This Raleigh utility model is ideal for sidecar duty. One of the main selling points of a bicycle sidecar chassis was that it was so easy (once the actual sidecar itself is removed) to fold the chassis into the bicycle for access and storage. A commercial sidecar outfit could be used for business during the week. But, at weekends, it could be ridden for pleasure, ie either solo, or with a children’s sidecar body bolted onto the chassis. Observe the two options for sidecar bodies in the advert above. This mirrored how motorcycle sidecar outfits were used at the time. Having a dual-purpose vehicle was a very economical option – bear in mind that, in 1933, the country was just starting to come out of the Depression, and it was a priority for manufacturers to provide economical vehicles.
This particular outfit is set up for a removable luggage trunk for train journeys.
1933 Raleigh Popular All-Weather Gents Bicycle with Watsonian Sidecar
This is a rare early 1930s Raleigh All-Weather with wide valanced mudguards.
This heavy-duty model was supplied to Police forces in Great Britain and Ireland.
The chain-guard was an extra that was often removed.

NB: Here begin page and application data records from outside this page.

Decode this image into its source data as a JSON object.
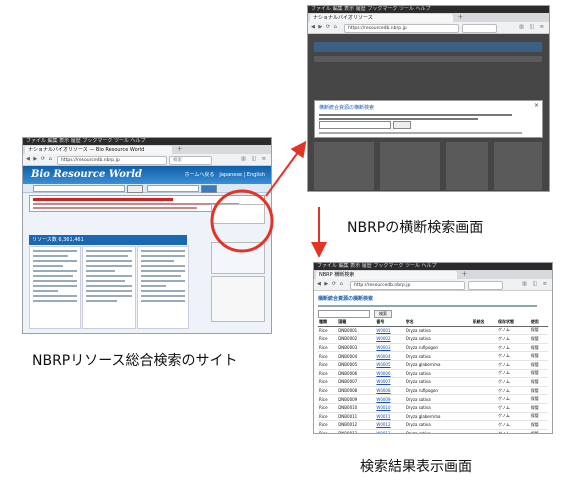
{
  "captions": {
    "left": "NBRPリソース総合検索のサイト",
    "right_top": "NBRPの横断検索画面",
    "right_bottom": "検索結果表示画面"
  },
  "colors": {
    "highlight": "#e63327",
    "arrow": "#e63327"
  },
  "screenshot_left": {
    "tab_title": "ナショナルバイオリソース — Bio Resource World",
    "url": "https://resourcedb.nbrp.jp",
    "search_placeholder": "検索",
    "site_logo": "Bio Resource World",
    "lang_links": "ホームへ戻る　Japanese | English",
    "section_header": "リソース数  6,361,461",
    "highlight_label": "NBRPの横断検索"
  },
  "screenshot_right_top": {
    "tab_title": "ナショナルバイオリソース",
    "url": "https://resourcedb.nbrp.jp",
    "modal_title": "横断統合資源の横断検索"
  },
  "screenshot_right_bottom": {
    "tab_title": "NBRP 横断検索",
    "url": "http://resourcedb.nbrp.jp",
    "results_title": "横断統合資源の横断検索",
    "search_button": "検索",
    "columns": [
      "種類",
      "国籍",
      "番号",
      "学名",
      "系統名",
      "保存状態",
      "使用"
    ],
    "rows": [
      [
        "Rice",
        "DNB0001",
        "W0001",
        "Oryza sativa",
        "",
        "ゲノム",
        "保管"
      ],
      [
        "Rice",
        "DNB0002",
        "W0002",
        "Oryza sativa",
        "",
        "ゲノム",
        "保管"
      ],
      [
        "Rice",
        "DNB0003",
        "W0003",
        "Oryza rufipogon",
        "",
        "ゲノム",
        "保管"
      ],
      [
        "Rice",
        "DNB0004",
        "W0004",
        "Oryza sativa",
        "",
        "ゲノム",
        "保管"
      ],
      [
        "Rice",
        "DNB0005",
        "W0005",
        "Oryza glaberrima",
        "",
        "ゲノム",
        "保管"
      ],
      [
        "Rice",
        "DNB0006",
        "W0006",
        "Oryza sativa",
        "",
        "ゲノム",
        "保管"
      ],
      [
        "Rice",
        "DNB0007",
        "W0007",
        "Oryza sativa",
        "",
        "ゲノム",
        "保管"
      ],
      [
        "Rice",
        "DNB0008",
        "W0008",
        "Oryza rufipogon",
        "",
        "ゲノム",
        "保管"
      ],
      [
        "Rice",
        "DNB0009",
        "W0009",
        "Oryza sativa",
        "",
        "ゲノム",
        "保管"
      ],
      [
        "Rice",
        "DNB0010",
        "W0010",
        "Oryza sativa",
        "",
        "ゲノム",
        "保管"
      ],
      [
        "Rice",
        "DNB0011",
        "W0011",
        "Oryza glaberrima",
        "",
        "ゲノム",
        "保管"
      ],
      [
        "Rice",
        "DNB0012",
        "W0012",
        "Oryza sativa",
        "",
        "ゲノム",
        "保管"
      ],
      [
        "Rice",
        "DNB0013",
        "W0013",
        "Oryza sativa",
        "",
        "ゲノム",
        "保管"
      ],
      [
        "Rice",
        "DNB0014",
        "W0014",
        "Oryza rufipogon",
        "",
        "ゲノム",
        "保管"
      ],
      [
        "Rice",
        "DNB0015",
        "W0015",
        "Oryza sativa",
        "",
        "ゲノム",
        "保管"
      ],
      [
        "Rice",
        "DNB0016",
        "W0016",
        "Oryza sativa",
        "",
        "ゲノム",
        "保管"
      ],
      [
        "Rice",
        "DNB0017",
        "W0017",
        "Oryza sativa",
        "",
        "ゲノム",
        "保管"
      ],
      [
        "Rice",
        "DNB0018",
        "W0018",
        "Oryza glaberrima",
        "",
        "ゲノム",
        "保管"
      ],
      [
        "Rice",
        "DNB0019",
        "W0019",
        "Oryza sativa",
        "",
        "ゲノム",
        "保管"
      ],
      [
        "Rice",
        "DNB0020",
        "W0020",
        "Oryza sativa",
        "",
        "ゲノム",
        "保管"
      ],
      [
        "Rice",
        "DNB0021",
        "W0021",
        "Oryza sativa",
        "",
        "ゲノム",
        "保管"
      ]
    ]
  }
}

It afforded the rider protection from grease, but if you had to fix the chain it took longer.
WATSONIAN SIDECAR CHASSIS
1933 RALEIGH CATALOGUE

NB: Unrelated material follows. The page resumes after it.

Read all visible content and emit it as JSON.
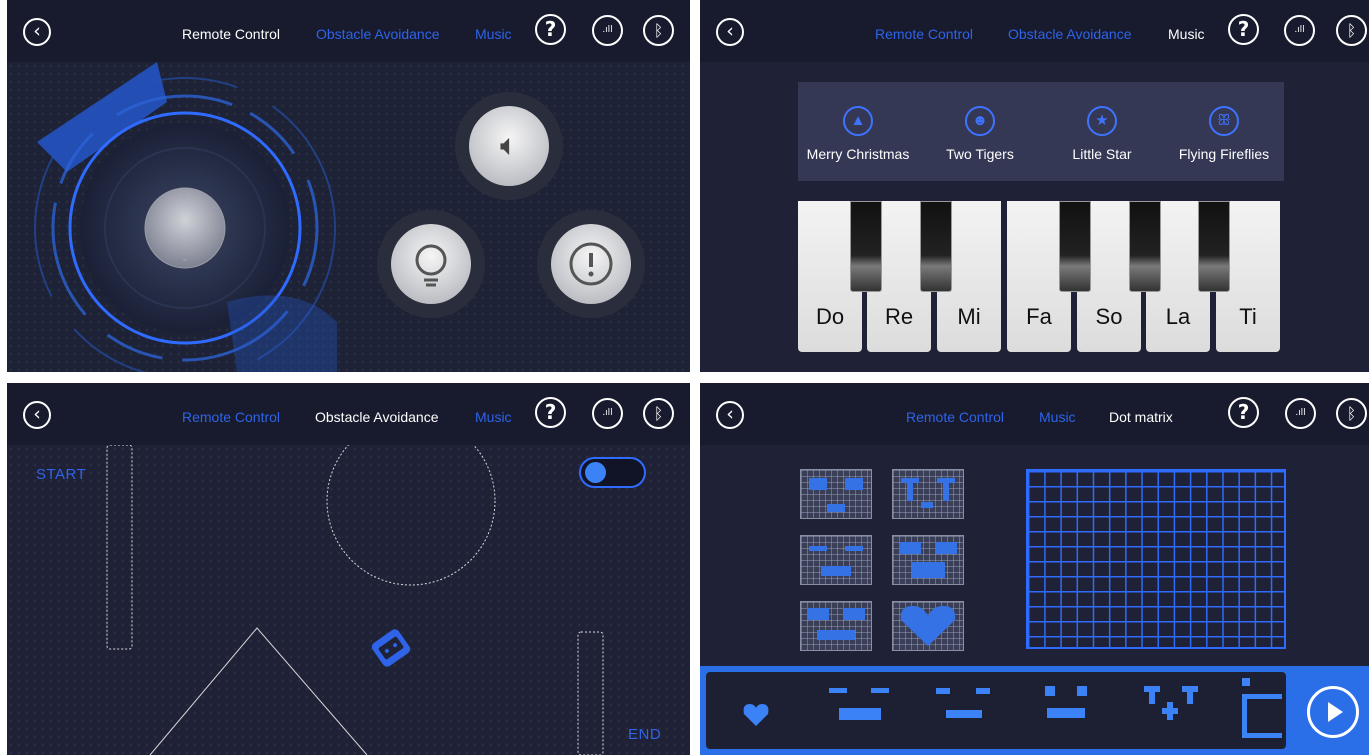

This Raleigh sidecar outfit is fitted with a railway trunk. These photos were taken at Brighton station which, as you can see, has not changed all that much since 1933.
The label on it shows its use between Brighton and Victoria.

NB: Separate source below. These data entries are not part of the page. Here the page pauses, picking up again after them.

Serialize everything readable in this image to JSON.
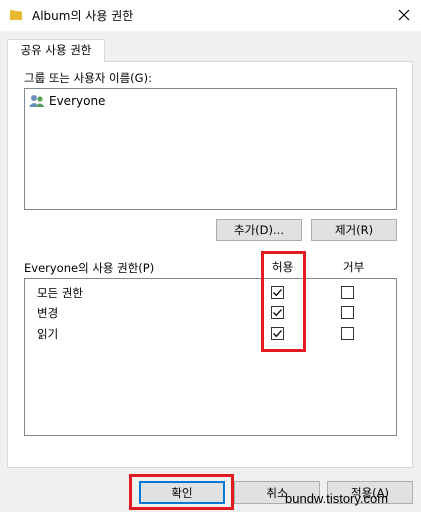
{
  "window": {
    "title": "Album의 사용 권한",
    "tab_label": "공유 사용 권한"
  },
  "group_section": {
    "label": "그룹 또는 사용자 이름(G):",
    "users": [
      {
        "name": "Everyone",
        "icon": "users-icon"
      }
    ],
    "add_button": "추가(D)...",
    "remove_button": "제거(R)"
  },
  "permissions": {
    "label": "Everyone의 사용 권한(P)",
    "allow_header": "허용",
    "deny_header": "거부",
    "rows": [
      {
        "name": "모든 권한",
        "allow": true,
        "deny": false
      },
      {
        "name": "변경",
        "allow": true,
        "deny": false
      },
      {
        "name": "읽기",
        "allow": true,
        "deny": false
      }
    ]
  },
  "footer": {
    "ok_button": "확인",
    "cancel_button": "취소",
    "apply_button": "적용(A)"
  },
  "watermark": "bundw.tistory.com",
  "colors": {
    "highlight": "#e21b23",
    "folder": "#f4c542",
    "default_button_border": "#0078d7"
  }
}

The trunk is of lightweight construction, so does not add extra weight when pedalling. It was manufacturered by D.H. Evans of Oxford St, London.
The leather carrying handles are solid and you can use them to lift the travelling trunk.
If you look at the guarantee, below, you’ll see that it is still valid!